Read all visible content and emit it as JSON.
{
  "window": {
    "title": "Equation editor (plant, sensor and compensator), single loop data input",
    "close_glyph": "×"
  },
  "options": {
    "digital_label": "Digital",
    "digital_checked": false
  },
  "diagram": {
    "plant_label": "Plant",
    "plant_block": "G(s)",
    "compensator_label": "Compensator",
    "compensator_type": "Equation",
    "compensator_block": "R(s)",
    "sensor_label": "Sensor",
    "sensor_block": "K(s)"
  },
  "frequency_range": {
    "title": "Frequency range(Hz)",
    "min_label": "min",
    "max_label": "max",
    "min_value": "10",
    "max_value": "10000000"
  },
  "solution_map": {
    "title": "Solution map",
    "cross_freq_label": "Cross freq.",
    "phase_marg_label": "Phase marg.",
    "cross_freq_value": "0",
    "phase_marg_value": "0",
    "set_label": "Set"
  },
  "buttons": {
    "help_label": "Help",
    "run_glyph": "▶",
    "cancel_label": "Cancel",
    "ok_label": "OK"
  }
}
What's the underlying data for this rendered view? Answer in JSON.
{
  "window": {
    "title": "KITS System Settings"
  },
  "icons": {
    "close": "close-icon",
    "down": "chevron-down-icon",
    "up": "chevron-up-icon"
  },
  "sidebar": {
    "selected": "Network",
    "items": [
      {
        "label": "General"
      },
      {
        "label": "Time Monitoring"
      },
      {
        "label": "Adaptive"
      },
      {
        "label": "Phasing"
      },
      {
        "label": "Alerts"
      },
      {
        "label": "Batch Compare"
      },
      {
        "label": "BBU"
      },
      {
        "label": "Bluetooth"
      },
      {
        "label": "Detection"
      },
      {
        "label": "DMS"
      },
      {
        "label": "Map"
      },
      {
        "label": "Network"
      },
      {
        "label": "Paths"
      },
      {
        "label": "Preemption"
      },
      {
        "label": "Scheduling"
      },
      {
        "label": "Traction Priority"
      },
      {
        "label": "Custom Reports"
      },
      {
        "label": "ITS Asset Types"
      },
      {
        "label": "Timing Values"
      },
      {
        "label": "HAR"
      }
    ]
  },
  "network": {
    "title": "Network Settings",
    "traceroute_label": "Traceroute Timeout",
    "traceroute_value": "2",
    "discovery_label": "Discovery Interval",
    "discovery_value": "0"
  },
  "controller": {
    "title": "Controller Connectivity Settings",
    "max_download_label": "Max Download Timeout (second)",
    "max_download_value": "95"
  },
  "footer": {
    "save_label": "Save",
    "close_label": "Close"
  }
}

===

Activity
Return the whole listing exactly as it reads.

Your solution
Read all visible content and emit it as JSON.
{
  "window": {
    "title": "Equation editor (plant, sensor and compensator), single loop data input",
    "close_glyph": "×"
  },
  "options": {
    "digital_label": "Digital",
    "digital_checked": false
  },
  "diagram": {
    "plant_label": "Plant",
    "plant_block": "G(s)",
    "compensator_label": "Compensator",
    "compensator_type": "Equation",
    "compensator_block": "R(s)",
    "sensor_label": "Sensor",
    "sensor_block": "K(s)"
  },
  "frequency_range": {
    "title": "Frequency range(Hz)",
    "min_label": "min",
    "max_label": "max",
    "min_value": "10",
    "max_value": "10000000"
  },
  "solution_map": {
    "title": "Solution map",
    "cross_freq_label": "Cross freq.",
    "phase_marg_label": "Phase marg.",
    "cross_freq_value": "0",
    "phase_marg_value": "0",
    "set_label": "Set"
  },
  "buttons": {
    "help_label": "Help",
    "run_glyph": "▶",
    "cancel_label": "Cancel",
    "ok_label": "OK"
  }
}
What's the underlying data for this rendered view? Answer in JSON.
{
  "window": {
    "title": "KITS System Settings"
  },
  "icons": {
    "close": "close-icon",
    "down": "chevron-down-icon",
    "up": "chevron-up-icon"
  },
  "sidebar": {
    "selected": "Network",
    "items": [
      {
        "label": "General"
      },
      {
        "label": "Time Monitoring"
      },
      {
        "label": "Adaptive"
      },
      {
        "label": "Phasing"
      },
      {
        "label": "Alerts"
      },
      {
        "label": "Batch Compare"
      },
      {
        "label": "BBU"
      },
      {
        "label": "Bluetooth"
      },
      {
        "label": "Detection"
      },
      {
        "label": "DMS"
      },
      {
        "label": "Map"
      },
      {
        "label": "Network"
      },
      {
        "label": "Paths"
      },
      {
        "label": "Preemption"
      },
      {
        "label": "Scheduling"
      },
      {
        "label": "Traction Priority"
      },
      {
        "label": "Custom Reports"
      },
      {
        "label": "ITS Asset Types"
      },
      {
        "label": "Timing Values"
      },
      {
        "label": "HAR"
      }
    ]
  },
  "network": {
    "title": "Network Settings",
    "traceroute_label": "Traceroute Timeout",
    "traceroute_value": "2",
    "discovery_label": "Discovery Interval",
    "discovery_value": "0"
  },
  "controller": {
    "title": "Controller Connectivity Settings",
    "max_download_label": "Max Download Timeout (second)",
    "max_download_value": "95"
  },
  "footer": {
    "save_label": "Save",
    "close_label": "Close"
  }
}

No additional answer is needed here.